5

The get_post_permalink() funciton fetches the link to a post depending on its "permanent" link plus your custom rewrite rules that changes ?p=123 into for e.g. my-beautiful-sunday-diary. The get_permalink() function is more "basic" but as well more versatile in what it does: For a post_type of

  • page, it uses get_page_link()
  • attachment, it uses get_attachment_link()
  • post, it uses get_post_link()

It also handles the display of terms like category and date permalinks. At the end, it either replaces the "pretty" link in your home_url() or just returns the raw link if no custom rewrite rules were assigned. Finally it attaches a generic filter:

/**
 * Filters the permalink for a post.
 *
 * Only applies to posts with post_type of 'post'.
 *
 * @since 1.5.0
 *
 * @param string  $permalink The post's permalink.
 * @param WP_Post $post      The post in question.
 * @param bool    $leavename Whether to keep the post name.
 */
return apply_filters( 'post_link', $permalink, $post, $leavename );

Hope that clarifies the topic.

ProTip: If you need to change peramlinks in a plugin, go with the specific filters inside get_attachment_link(), get_post_link(), etc. Only if you are either working on a single site and are not planning to distribute your code or if you are writing a plugin targetting only rewrite stuff, then go with the generic filter above. Else you will nuke every theme authors efforts and start a callback priority race.

1

Someone else will certainly explain better than me. As I only use get_permalink()

They are mostly similar as they both return the post permalink, get_permalink use get_post_permalink (for post_types) and can be filter. It will also be use to retrieve a page link, attachment... where get_post_permalink seems to be dedicated to post_types.
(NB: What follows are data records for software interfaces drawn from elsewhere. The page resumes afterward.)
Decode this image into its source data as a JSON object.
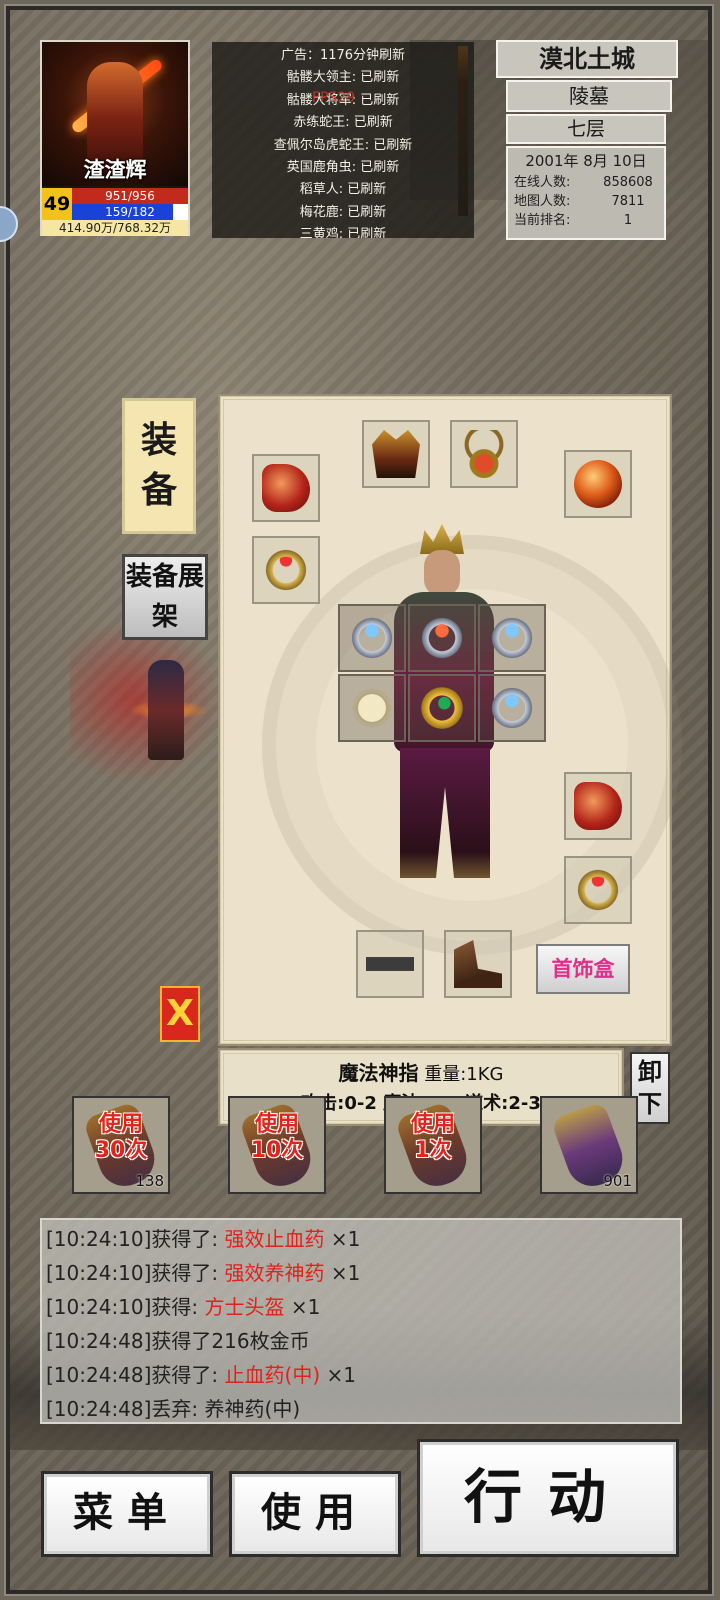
{
  "player": {
    "name": "渣渣辉",
    "level": "49",
    "hp_text": "951/956",
    "mp_text": "159/182",
    "mp_fraction": 0.874,
    "exp_text": "414.90万/768.32万"
  },
  "refresh_list": {
    "fps_overlay": "FPS29",
    "rows": [
      "广告：1176分钟刷新",
      "骷髅大领主: 已刷新",
      "骷髅大将军: 已刷新",
      "赤练蛇王: 已刷新",
      "查佩尔岛虎蛇王: 已刷新",
      "英国鹿角虫: 已刷新",
      "稻草人: 已刷新",
      "梅花鹿: 已刷新",
      "三黄鸡: 已刷新"
    ]
  },
  "location": {
    "city": "漠北土城",
    "map": "陵墓",
    "floor": "七层",
    "date": "2001年 8月 10日",
    "online_label": "在线人数:",
    "online_value": "858608",
    "map_label": "地图人数:",
    "map_value": "7811",
    "rank_label": "当前排名:",
    "rank_value": "1"
  },
  "tabs": {
    "equip_char1": "装",
    "equip_char2": "备",
    "showcase_c1": "装",
    "showcase_c2": "备",
    "showcase_c3": "展",
    "showcase_c4": "架"
  },
  "equipment": {
    "jewelry_box_label": "首饰盒",
    "close_label": "X",
    "slots": [
      {
        "slot": "left-bracelet",
        "icon": "bracelet-icon"
      },
      {
        "slot": "left-ring",
        "icon": "ring-icon"
      },
      {
        "slot": "helmet",
        "icon": "helmet-icon"
      },
      {
        "slot": "necklace",
        "icon": "necklace-icon"
      },
      {
        "slot": "medal",
        "icon": "orb-icon"
      },
      {
        "slot": "right-bracelet",
        "icon": "bracelet-icon"
      },
      {
        "slot": "right-ring",
        "icon": "ring-icon"
      },
      {
        "slot": "belt",
        "icon": "belt-icon"
      },
      {
        "slot": "boots",
        "icon": "boots-icon"
      }
    ]
  },
  "item_info": {
    "name": "魔法神指",
    "weight": "重量:1KG",
    "stats": "攻击:0-2 魔法:2-2 道术:2-3",
    "unequip_c1": "卸",
    "unequip_c2": "下"
  },
  "potions": [
    {
      "label_l1": "使用",
      "label_l2": "30次",
      "count": "138"
    },
    {
      "label_l1": "使用",
      "label_l2": "10次",
      "count": ""
    },
    {
      "label_l1": "使用",
      "label_l2": "1次",
      "count": ""
    },
    {
      "label_l1": "",
      "label_l2": "",
      "count": "901"
    }
  ],
  "log": [
    {
      "prefix": "[10:24:10]获得了: ",
      "item": "强效止血药",
      "suffix": " ×1"
    },
    {
      "prefix": "[10:24:10]获得了: ",
      "item": "强效养神药",
      "suffix": " ×1"
    },
    {
      "prefix": "[10:24:10]获得: ",
      "item": "方士头盔",
      "suffix": " ×1"
    },
    {
      "prefix": "[10:24:48]获得了216枚金币",
      "item": "",
      "suffix": ""
    },
    {
      "prefix": "[10:24:48]获得了: ",
      "item": "止血药(中)",
      "suffix": " ×1"
    },
    {
      "prefix": "[10:24:48]丢弃: 养神药(中)",
      "item": "",
      "suffix": ""
    }
  ],
  "buttons": {
    "menu": "菜单",
    "use": "使用",
    "action": "行动"
  },
  "colors": {
    "hp_bar": "#c22b1c",
    "mp_bar": "#1a41d8",
    "highlight_item": "#e0221a",
    "jewelry_text": "#e32d8a",
    "level_badge": "#f2c21b"
  }
}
EDIT:

About the use of $leavename, it's look like there is no need for a front-end (and even in the back-end) use as it return the permastructure slug, according to the post type of the link.

 echo get_permalink(123, true);

Return the rewrite schema for the link, that could be use

A post:

 http://example.com/%postname%/

A product:

 http://example.com/%product%/

$leavename is use in the get_permalink() in the $rewritecode array and put as first paramater in the function line 221

$permalink = home_url( str_replace($rewritecode, $rewritereplace, $permalink) );

It can be usefull to discover the rewrite slug for a link for a developper (but I think there a better way to do this)

Hope someone will give more details.

  • Thanks! I'm still not really clear on this though. Have you ever used $leavename to change the permalink structure? Why and how would one do that? And do you mean that get_post_permalink() is used to retrieve archives, or are you referring to get_permalink() there? I've never seen get_post_permalink() used until today when I ran across it being used exactly like get_permalink() so I'm not clear on the difference. – Michelle Nov 17 '16 at 20:56
  • I'm talking about get_permalink, you have it in the source, it retrieve author page, categories etc... It will do more than get_post_permalink. Get_permalink is a template function if I'm not mistaken, and is powerfull. – Benoti Nov 17 '16 at 21:01
  • Understood, I'm just not getting when we'd ever need to or want to use get_post_permalink() - can you give a code example? And do you know what $leavename and $sample do? I've only ever used get_permalink() as well :-) – Michelle Nov 18 '16 at 17:51
  • 2
    $leavename is used in admin, to get the permalink structure so that it can generate the interface that lets you edit a post's slug. – Milo Nov 18 '16 at 19:27

Your Answer

By clicking “Post Your Answer”, you agree to our terms of service, privacy policy and cookie policy

Not the answer you're looking for? Browse other questions tagged or ask your own question.